» What this task involves
Gather the lines below that include the string "SUSP", copying each in full.

(Component data from apps and pages)

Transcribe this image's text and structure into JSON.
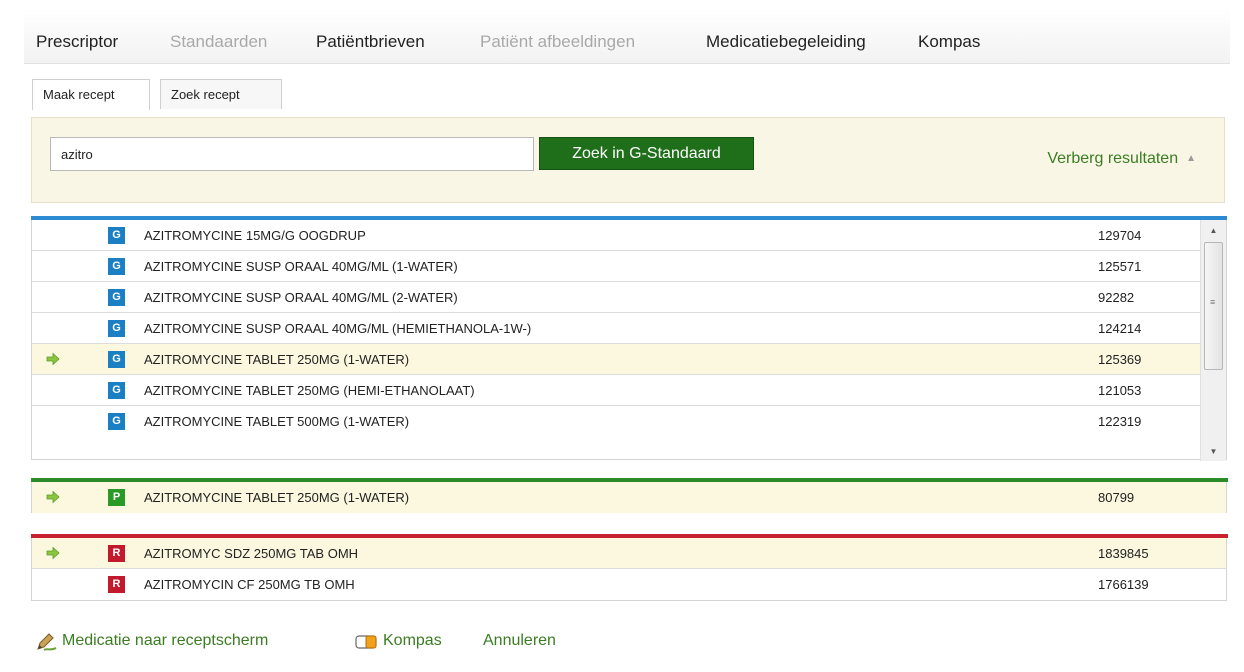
{
  "nav": {
    "items": [
      {
        "label": "Prescriptor",
        "disabled": false
      },
      {
        "label": "Standaarden",
        "disabled": true
      },
      {
        "label": "Patiëntbrieven",
        "disabled": false
      },
      {
        "label": "Patiënt afbeeldingen",
        "disabled": true
      },
      {
        "label": "Medicatiebegeleiding",
        "disabled": false
      },
      {
        "label": "Kompas",
        "disabled": false
      }
    ]
  },
  "tabs": [
    {
      "label": "Maak recept",
      "active": true
    },
    {
      "label": "Zoek recept",
      "active": false
    }
  ],
  "search": {
    "value": "azitro",
    "button_label": "Zoek in G-Standaard",
    "toggle_label": "Verberg resultaten"
  },
  "colors": {
    "g_section": "#2b8ad1",
    "p_section": "#2e8b2a",
    "r_section": "#c8202f",
    "button_green": "#1f6f1a",
    "link_green": "#3a7d22",
    "selected_row": "#fbf8df"
  },
  "results": {
    "g": [
      {
        "badge": "G",
        "name": "AZITROMYCINE 15MG/G OOGDRUP",
        "code": "129704",
        "selected": false
      },
      {
        "badge": "G",
        "name": "AZITROMYCINE SUSP ORAAL 40MG/ML (1-WATER)",
        "code": "125571",
        "selected": false
      },
      {
        "badge": "G",
        "name": "AZITROMYCINE SUSP ORAAL 40MG/ML (2-WATER)",
        "code": "92282",
        "selected": false
      },
      {
        "badge": "G",
        "name": "AZITROMYCINE SUSP ORAAL 40MG/ML (HEMIETHANOLA-1W-)",
        "code": "124214",
        "selected": false
      },
      {
        "badge": "G",
        "name": "AZITROMYCINE TABLET 250MG (1-WATER)",
        "code": "125369",
        "selected": true
      },
      {
        "badge": "G",
        "name": "AZITROMYCINE TABLET 250MG (HEMI-ETHANOLAAT)",
        "code": "121053",
        "selected": false
      },
      {
        "badge": "G",
        "name": "AZITROMYCINE TABLET 500MG (1-WATER)",
        "code": "122319",
        "selected": false
      }
    ],
    "p": [
      {
        "badge": "P",
        "name": "AZITROMYCINE TABLET 250MG (1-WATER)",
        "code": "80799",
        "selected": true
      }
    ],
    "r": [
      {
        "badge": "R",
        "name": "AZITROMYC SDZ 250MG TAB OMH",
        "code": "1839845",
        "selected": true
      },
      {
        "badge": "R",
        "name": "AZITROMYCIN CF 250MG TB OMH",
        "code": "1766139",
        "selected": false
      }
    ]
  },
  "footer": {
    "medication_label": "Medicatie naar receptscherm",
    "kompas_label": "Kompas",
    "cancel_label": "Annuleren"
  }
}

» Result
        "name": "AZITROMYCINE SUSP ORAAL 40MG/ML (1-WATER)",
        "name": "AZITROMYCINE SUSP ORAAL 40MG/ML (2-WATER)",
        "name": "AZITROMYCINE SUSP ORAAL 40MG/ML (HEMIETHANOLA-1W-)",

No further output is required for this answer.